In general, for most language classes, the smaller the number of students the better. One exception is a Cseh-method course, which employs group response. That group response is more practical for large classes, and it helps beginners develop confidence because they aren’t put on the spot to respond individually.

In fact, there are other video services, such as UStream, that allow you to set up what amounts to your own television station, broadcasting from one location to an unlimited number of Internet viewers. Some services also allow you to switch between originating locations, so you can conceivably have instructors in two different locations — like a television program with hosts in different cities. It’s also possible for viewers to make comments or ask questions via text message or voice connections as in the Duke video classroom, except that UStream allows the possibility of a far larger potential audience.
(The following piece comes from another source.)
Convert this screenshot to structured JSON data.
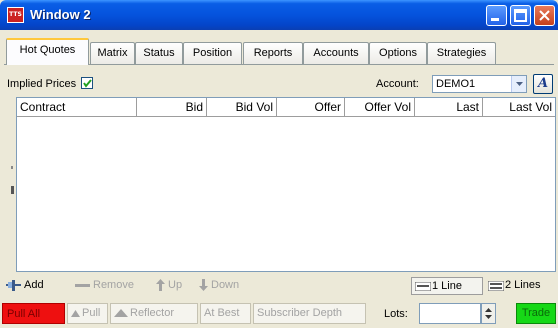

If you want to try teaching a course this way, I strongly suggest keeping it small and simple at first. Do trial runs with some friends before your first “live” class. Make sure you’ve selected the right camera and microphone and you’re familiar enough with the software not to fumble around when, for example, you want to switch from the camera to a picture of your computer desktop. The more complicated your setup (switching between multiple cameras, using an external microphone instead of the built-in one, etc.), the more you should test and practice.
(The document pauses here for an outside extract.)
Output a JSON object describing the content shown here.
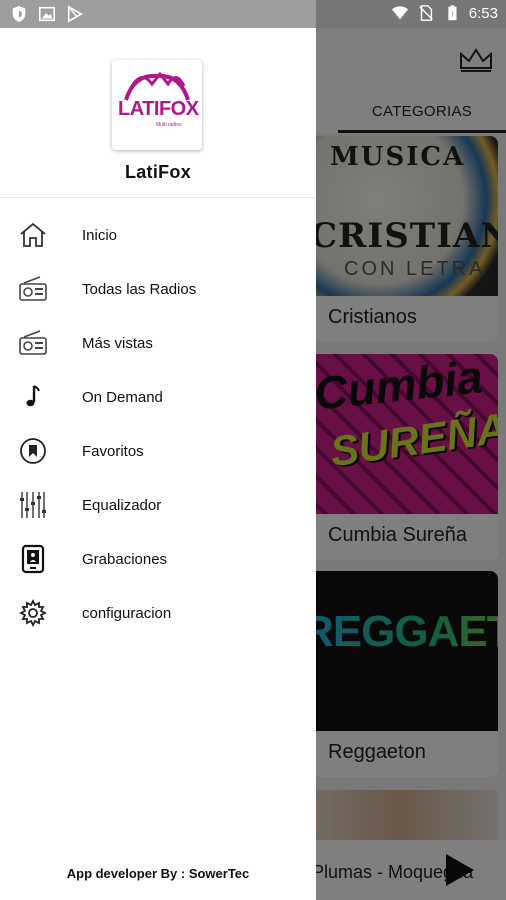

While it’s important to make sure the technology works, don’t overlook preparations for the course itself! Even if you have a lot of experience teaching classes in person, teaching over a video link is different enough that you should get some experience with some short, simple lessons before diving into a major course. Also recognize that the technology is still somewhat cutting edge, and occasional connection problems such as pauses, skips, and slightly unsynchronized picture and sound do occur. (It sometimes helps to disconnect and start over.)

I’ve barely touched on the subject here. I suspect that in coming months the American Association of Teachers of Esperanto and the Internacia Ligo de Esperantistaj Instruistoj will devote increasing resources to live, on-line classes, since these obviously have some major advantages for teaching Esperanto. If you’re not already a member of those organizations, note that joining AATE makes you a member of both for as little as $20 per calendar year with electronic delivery of their publications. Membership with publications on paper is $40 per calendar year. See the AAIE website for more information.